The benefits of a high-quality early childhood are many for vulnerable children and families, as well as the broader community. Despite this strong base of evidence, funding for high-quality early childhood programs falls far short of its need at local, state and federal levels. The Ounce understands this and advocates for increased state and federal investment in research-based early learning programs proven to promote positive outcomes.

We know from decades of research that the academic achievement gap extant between low-income children and their affluent peers forms well before they enter kindergarten. Having arrived at school unprepared, these children struggle to catch up to their classmates and may be placed in special education or held back. Still, research tells us there is at least one solution to the achievement gap problem: high-quality early education and care, which can even the playing field for children at risk of school failure.


The Ounce and our advocacy partners worked to secure passage of Preschool for All in 2006. The program made Illinois the first state in the nation to offer voluntary, high-quality preschool to all 3- and 4-year-olds. Preschool for All prioritizes at-risk children first for early education services, and programs are operated by local school districts or community-based agencies. Preschool for All is funded by the Illinois State Board of Education’s Early Childhood Block Grant.

A percentage of the Early Childhood Block Grant is set aside for infant-toddler programs such as home visiting, which strengthen the role of parents as their child’s first teachers. In 2014, the Ounce successfully advocated for the Illinois General Assembly to pass a bill to increase the infant-toddler set-aside from 11% to 14%, continuing work set forth in 2009 to increase the floor to 20%.

Learn more about Preschool for All and the Early Childhood Block Grant from the Illinois State Board of Education.


Educare is a tangible place where policymakers and community leaders from across the US can see how at-risk children can thrive in a high-quality early learning environment. In partnership with the Buffett Early Childhood Fund and communities across the country, the Ounce continues to expand the Educare Learning Network with each school serving as a platform for policy change. For example, Educare served as the model for the $25 million Oklahoma Pilot Early Childhood Program, which increased the number of children served by high-quality programs in the state.

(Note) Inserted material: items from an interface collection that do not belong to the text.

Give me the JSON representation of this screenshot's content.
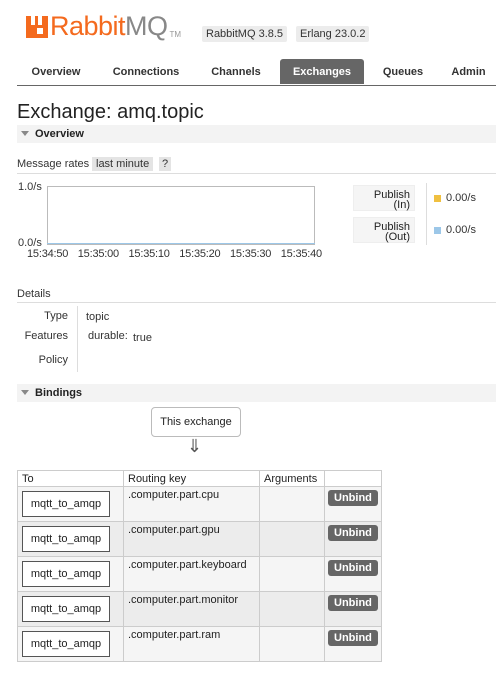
{
  "header": {
    "logo_rabbit": "Rabbit",
    "logo_mq": "MQ",
    "logo_tm": "TM",
    "version": "RabbitMQ 3.8.5",
    "erlang": "Erlang 23.0.2"
  },
  "tabs": [
    "Overview",
    "Connections",
    "Channels",
    "Exchanges",
    "Queues",
    "Admin"
  ],
  "active_tab": "Exchanges",
  "title": "Exchange: amq.topic",
  "overview": {
    "section_label": "Overview",
    "message_rates_label": "Message rates",
    "rate_period": "last minute",
    "help": "?",
    "y_top": "1.0/s",
    "y_bottom": "0.0/s",
    "x_ticks": [
      "15:34:50",
      "15:35:00",
      "15:35:10",
      "15:35:20",
      "15:35:30",
      "15:35:40"
    ],
    "legend": [
      {
        "label1": "Publish",
        "label2": "(In)",
        "value": "0.00/s",
        "color": "#f0c040"
      },
      {
        "label1": "Publish",
        "label2": "(Out)",
        "value": "0.00/s",
        "color": "#9cc7e8"
      }
    ]
  },
  "details": {
    "section_label": "Details",
    "type_label": "Type",
    "type_value": "topic",
    "features_label": "Features",
    "durable_label": "durable:",
    "durable_value": "true",
    "policy_label": "Policy"
  },
  "bindings": {
    "section_label": "Bindings",
    "this_exchange": "This exchange",
    "arrow": "⇓",
    "columns": [
      "To",
      "Routing key",
      "Arguments",
      ""
    ],
    "unbind_label": "Unbind",
    "rows": [
      {
        "to": "mqtt_to_amqp",
        "routing_key": ".computer.part.cpu",
        "arguments": ""
      },
      {
        "to": "mqtt_to_amqp",
        "routing_key": ".computer.part.gpu",
        "arguments": ""
      },
      {
        "to": "mqtt_to_amqp",
        "routing_key": ".computer.part.keyboard",
        "arguments": ""
      },
      {
        "to": "mqtt_to_amqp",
        "routing_key": ".computer.part.monitor",
        "arguments": ""
      },
      {
        "to": "mqtt_to_amqp",
        "routing_key": ".computer.part.ram",
        "arguments": ""
      }
    ]
  }
}
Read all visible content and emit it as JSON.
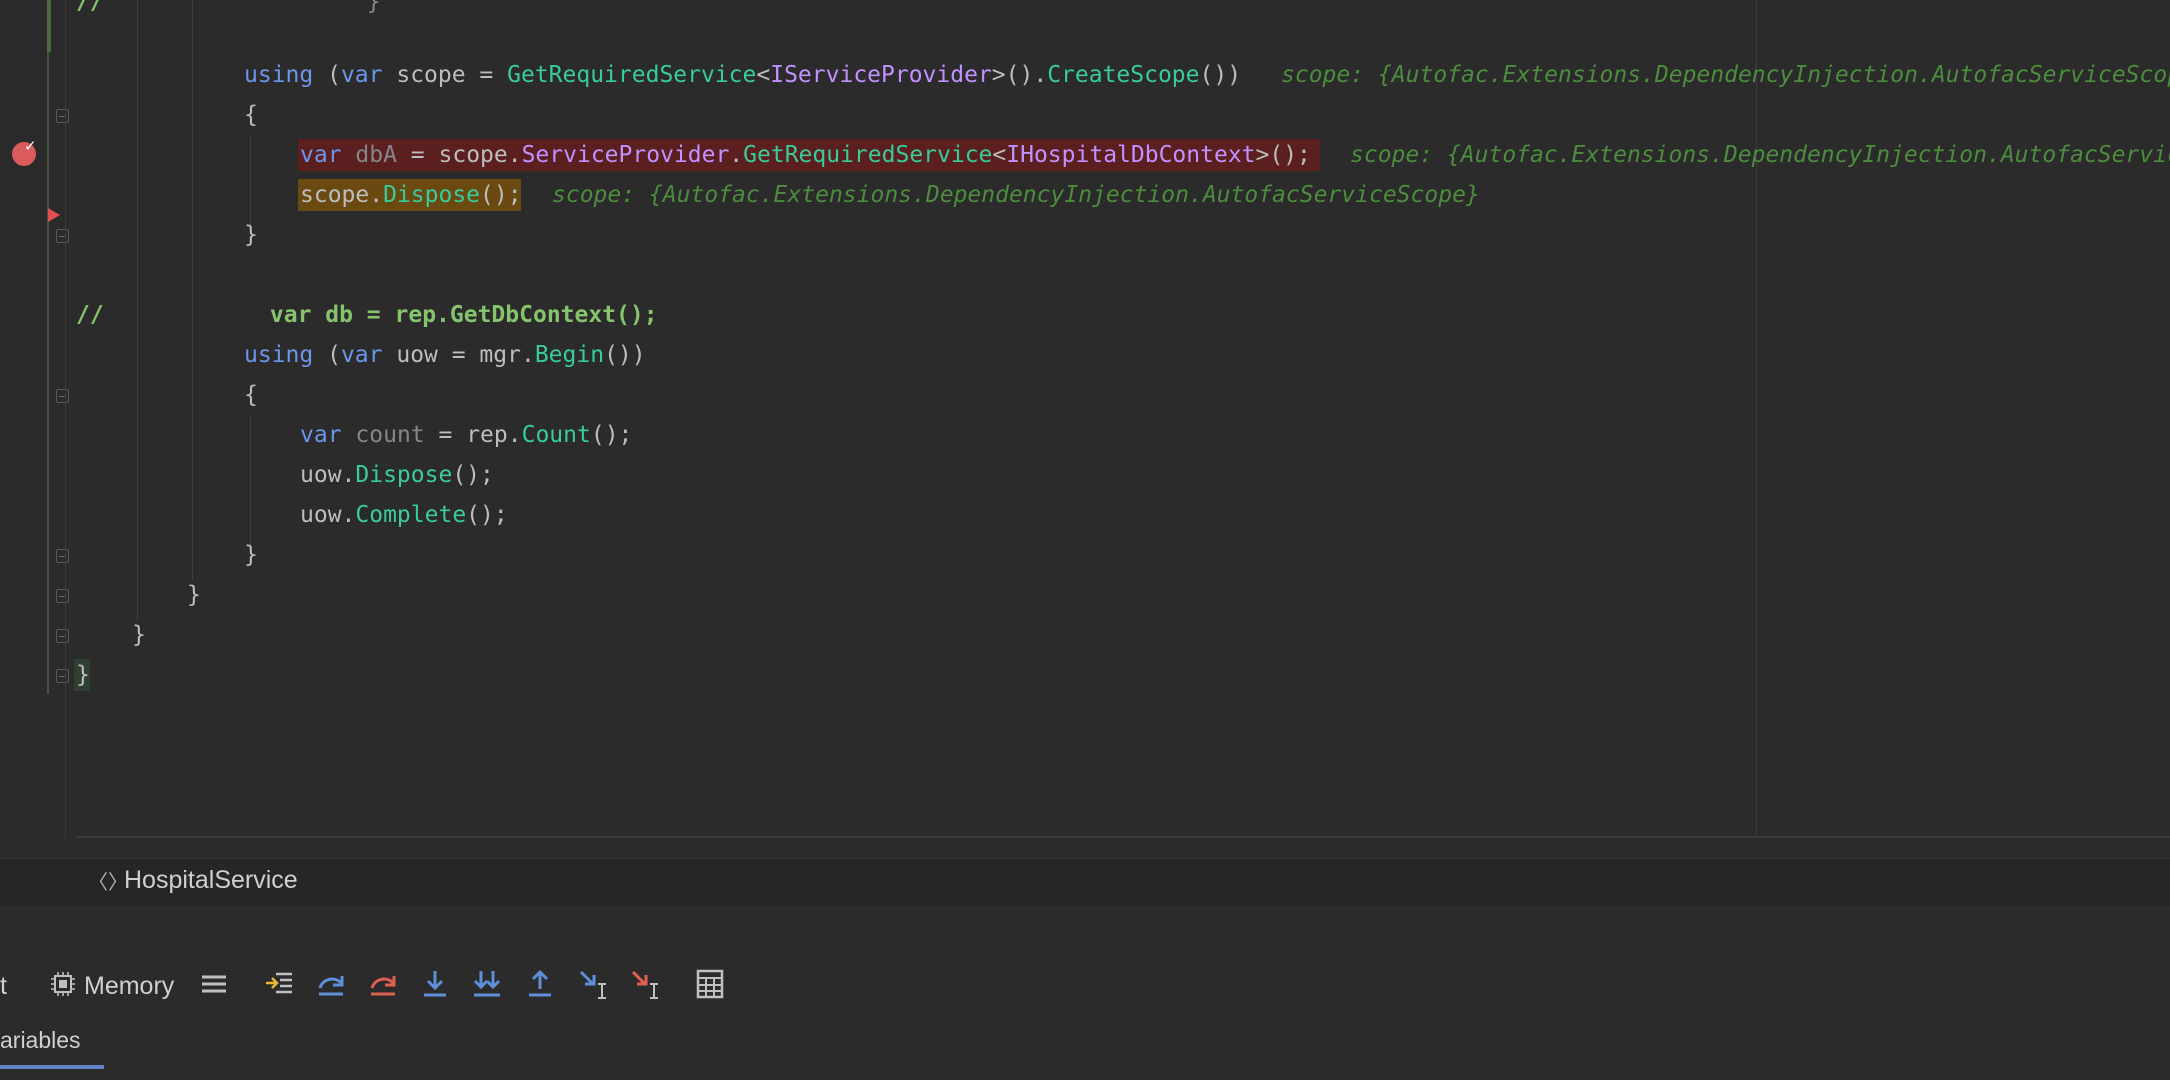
{
  "editor": {
    "lines": [
      {
        "segments": [
          {
            "t": "//",
            "c": "cm"
          },
          {
            "t": "                   }",
            "c": "dim"
          }
        ]
      },
      {
        "segments": [
          {
            "t": "using",
            "c": "kw"
          },
          {
            "t": " (",
            "c": "pu"
          },
          {
            "t": "var",
            "c": "kw"
          },
          {
            "t": " scope = ",
            "c": "id"
          },
          {
            "t": "GetRequiredService",
            "c": "fn"
          },
          {
            "t": "<",
            "c": "pu"
          },
          {
            "t": "IServiceProvider",
            "c": "ty"
          },
          {
            "t": ">().",
            "c": "pu"
          },
          {
            "t": "CreateScope",
            "c": "fn"
          },
          {
            "t": "())",
            "c": "pu"
          }
        ],
        "hint": "scope: {Autofac.Extensions.DependencyInjection.AutofacServiceScope}"
      },
      {
        "segments": [
          {
            "t": "{",
            "c": "pu"
          }
        ]
      },
      {
        "segments": [
          {
            "t": "var",
            "c": "kw"
          },
          {
            "t": " ",
            "c": "id"
          },
          {
            "t": "dbA",
            "c": "dim"
          },
          {
            "t": " = scope.",
            "c": "id"
          },
          {
            "t": "ServiceProvider",
            "c": "ty"
          },
          {
            "t": ".",
            "c": "pu"
          },
          {
            "t": "GetRequiredService",
            "c": "fn"
          },
          {
            "t": "<",
            "c": "pu"
          },
          {
            "t": "IHospitalDbContext",
            "c": "ty"
          },
          {
            "t": ">();",
            "c": "pu"
          }
        ],
        "hint": "scope: {Autofac.Extensions.DependencyInjection.AutofacServiceScope}"
      },
      {
        "segments": [
          {
            "t": "scope.",
            "c": "id"
          },
          {
            "t": "Dispose",
            "c": "fn"
          },
          {
            "t": "();",
            "c": "pu"
          }
        ],
        "hint": "scope: {Autofac.Extensions.DependencyInjection.AutofacServiceScope}"
      },
      {
        "segments": [
          {
            "t": "}",
            "c": "pu"
          }
        ]
      },
      {
        "segments": []
      },
      {
        "segments": [
          {
            "t": "//",
            "c": "cm"
          },
          {
            "t": "            var db = rep.GetDbContext();",
            "c": "cm"
          }
        ]
      },
      {
        "segments": [
          {
            "t": "using",
            "c": "kw"
          },
          {
            "t": " (",
            "c": "pu"
          },
          {
            "t": "var",
            "c": "kw"
          },
          {
            "t": " uow = mgr.",
            "c": "id"
          },
          {
            "t": "Begin",
            "c": "fn"
          },
          {
            "t": "())",
            "c": "pu"
          }
        ]
      },
      {
        "segments": [
          {
            "t": "{",
            "c": "pu"
          }
        ]
      },
      {
        "segments": [
          {
            "t": "var",
            "c": "kw"
          },
          {
            "t": " ",
            "c": "id"
          },
          {
            "t": "count",
            "c": "dim"
          },
          {
            "t": " = rep.",
            "c": "id"
          },
          {
            "t": "Count",
            "c": "fn"
          },
          {
            "t": "();",
            "c": "pu"
          }
        ]
      },
      {
        "segments": [
          {
            "t": "uow.",
            "c": "id"
          },
          {
            "t": "Dispose",
            "c": "fn"
          },
          {
            "t": "();",
            "c": "pu"
          }
        ]
      },
      {
        "segments": [
          {
            "t": "uow.",
            "c": "id"
          },
          {
            "t": "Complete",
            "c": "fn"
          },
          {
            "t": "();",
            "c": "pu"
          }
        ]
      },
      {
        "segments": [
          {
            "t": "}",
            "c": "pu"
          }
        ]
      },
      {
        "segments": [
          {
            "t": "}",
            "c": "pu"
          }
        ]
      },
      {
        "segments": [
          {
            "t": "}",
            "c": "pu"
          }
        ]
      },
      {
        "segments": [
          {
            "t": "}",
            "c": "pu"
          }
        ]
      }
    ]
  },
  "breadcrumb": {
    "icon": "namespace-braces-icon",
    "glyph": "〈〉",
    "label": "HospitalService"
  },
  "debug_toolbar": {
    "left_label": "t",
    "memory_label": "Memory",
    "icons": [
      "threads-list-icon",
      "show-execution-point-icon",
      "step-over-icon",
      "force-step-over-icon",
      "step-into-icon",
      "smart-step-into-icon",
      "step-out-icon",
      "run-to-cursor-icon",
      "force-run-to-cursor-icon",
      "evaluate-expression-icon"
    ]
  },
  "debug_tabs": {
    "variables_label": "ariables"
  },
  "colors": {
    "background": "#2b2b2b",
    "breakpoint": "#db5c5c",
    "exec_highlight": "#6a4a11",
    "tab_underline": "#5f82c7"
  }
}
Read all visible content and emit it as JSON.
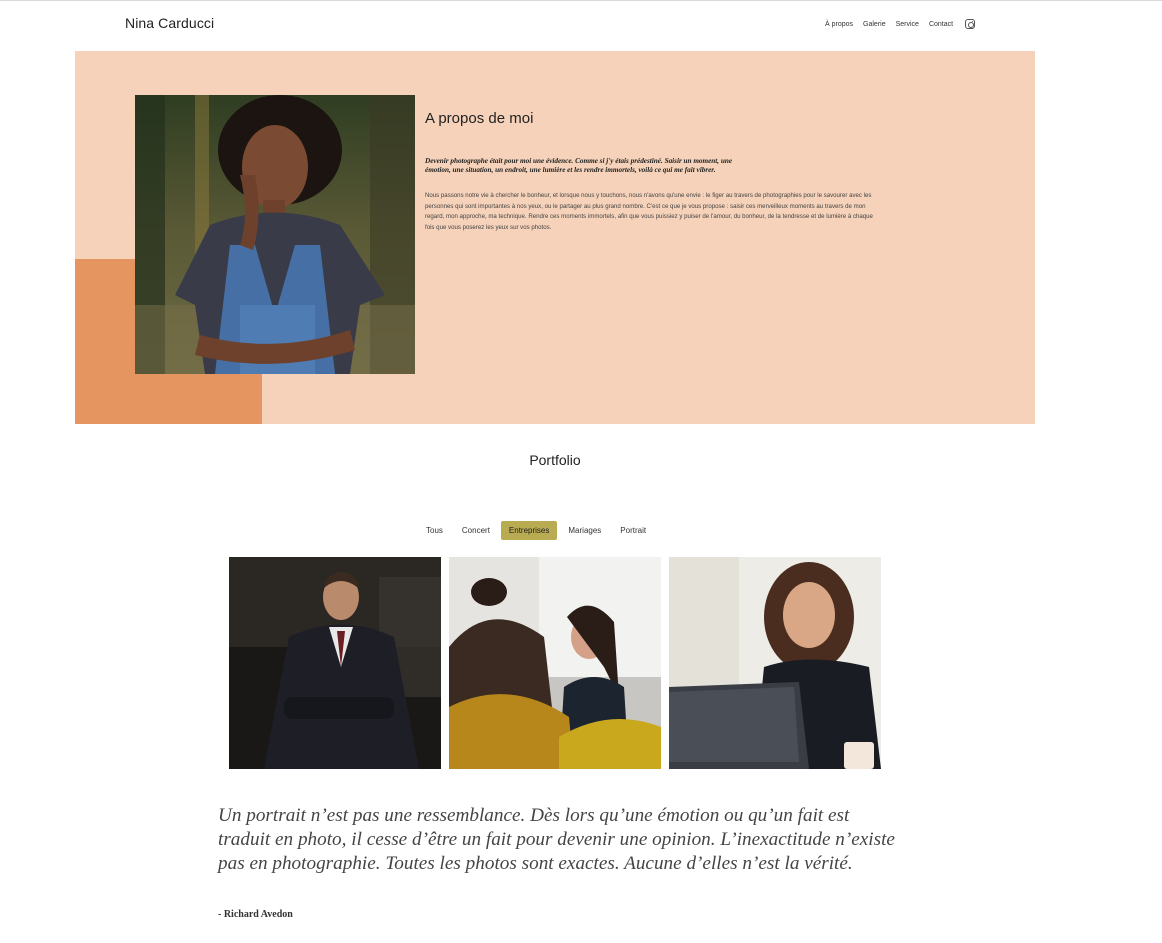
{
  "header": {
    "brand": "Nina Carducci",
    "nav": [
      "À propos",
      "Galerie",
      "Service",
      "Contact"
    ],
    "social_icon": "instagram-icon"
  },
  "about": {
    "title": "A propos de moi",
    "lead": "Devenir photographe était pour moi une évidence. Comme si j'y étais prédestiné. Saisir un moment, une émotion, une situation, un endroit, une lumière et les rendre immortels, voilà ce qui me fait vibrer.",
    "body": "Nous passons notre vie à chercher le bonheur, et lorsque nous y touchons, nous n'avons qu'une envie : le figer au travers de photographies pour le savourer avec les personnes qui sont importantes à nos yeux, ou le partager au plus grand nombre. C'est ce que je vous propose : saisir ces merveilleux moments au travers de mon regard, mon approche, ma technique. Rendre ces moments immortels, afin que vous puissiez y puiser de l'amour, du bonheur, de la tendresse et de lumière à chaque fois que vous poserez les yeux sur vos photos.",
    "colors": {
      "background": "#f5d2b9",
      "accent": "#e59660"
    }
  },
  "portfolio": {
    "title": "Portfolio",
    "filters": [
      "Tous",
      "Concert",
      "Entreprises",
      "Mariages",
      "Portrait"
    ],
    "active_filter": "Entreprises",
    "active_color": "#b8ab52"
  },
  "quote": {
    "text": "Un portrait n’est pas une ressemblance. Dès lors qu’une émotion ou qu’un fait est traduit en photo, il cesse d’être un fait pour devenir une opinion. L’inexactitude n’existe pas en photographie. Toutes les photos sont exactes. Aucune d’elles n’est la vérité.",
    "author": "- Richard Avedon"
  }
}
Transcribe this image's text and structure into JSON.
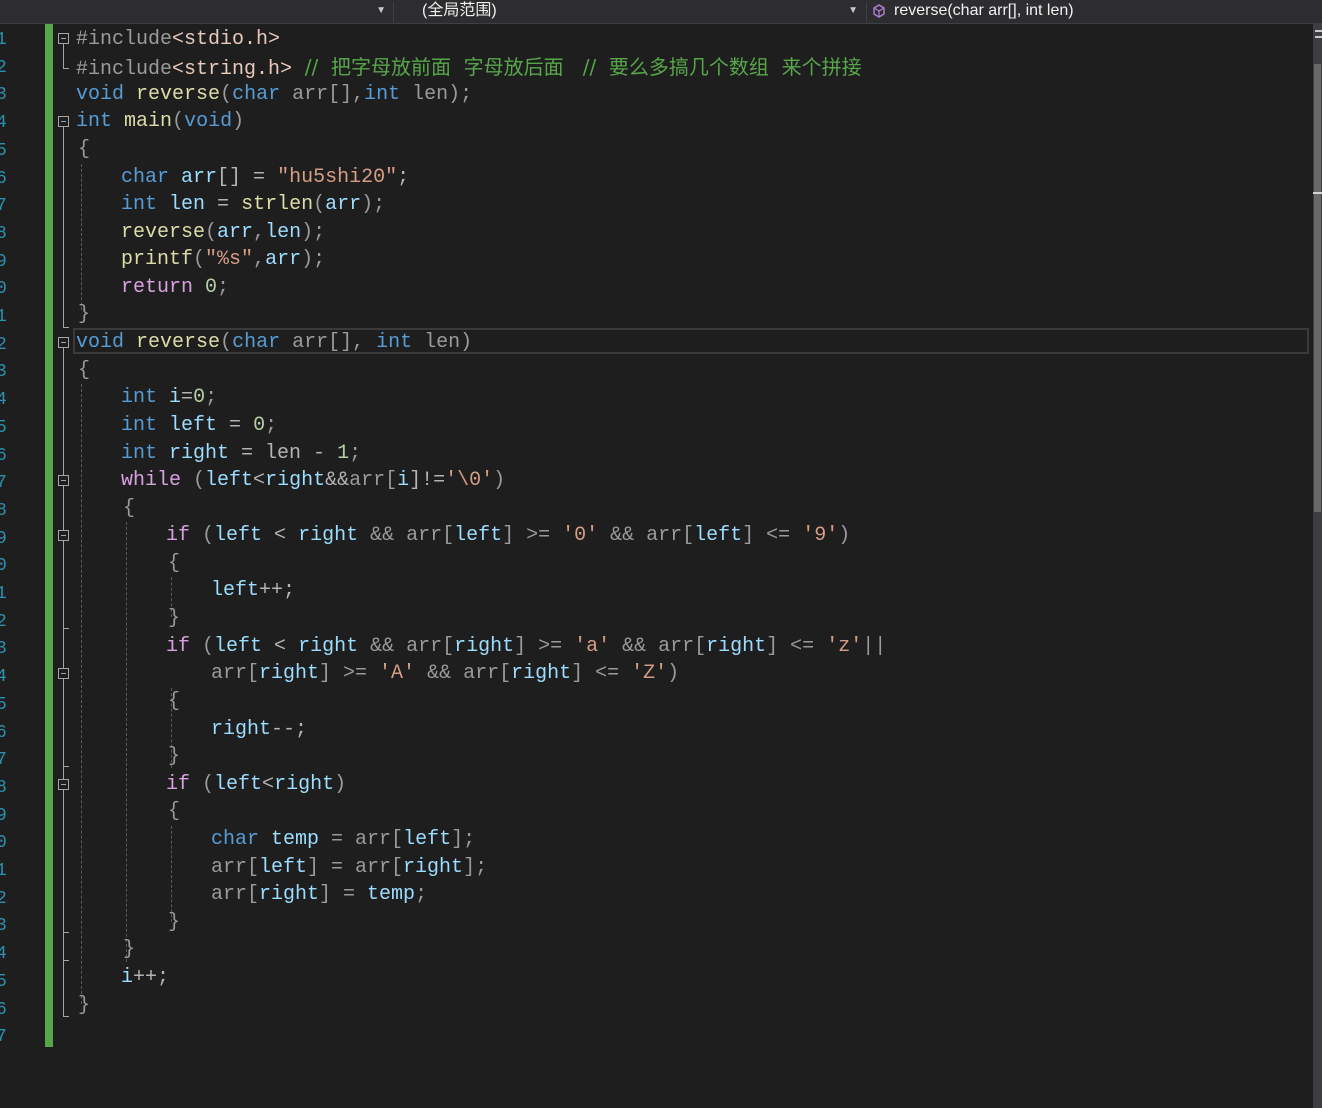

The First Five Years Fund (FFYF), a project of the Ounce, successfully garnered support for new early childhood investments in the 2009 federal stimulus package. The American Recovery and Reinvestment Act included $1 billion for Head Start, $1.1 billion for Early Head Start, and $2 billion for the Child Care and Development Block Grant (CCDBG).  In 2013, in collaboration with other national and state organizations, FFYF led massive efforts to bring early childhood into the forefront of the public debate and advocate for increased funding. The result was a $1.4 billion increase in funds when the president signed the 2014 omnibus appropriations bill designed by a bipartisan group of appropriations committee leaders.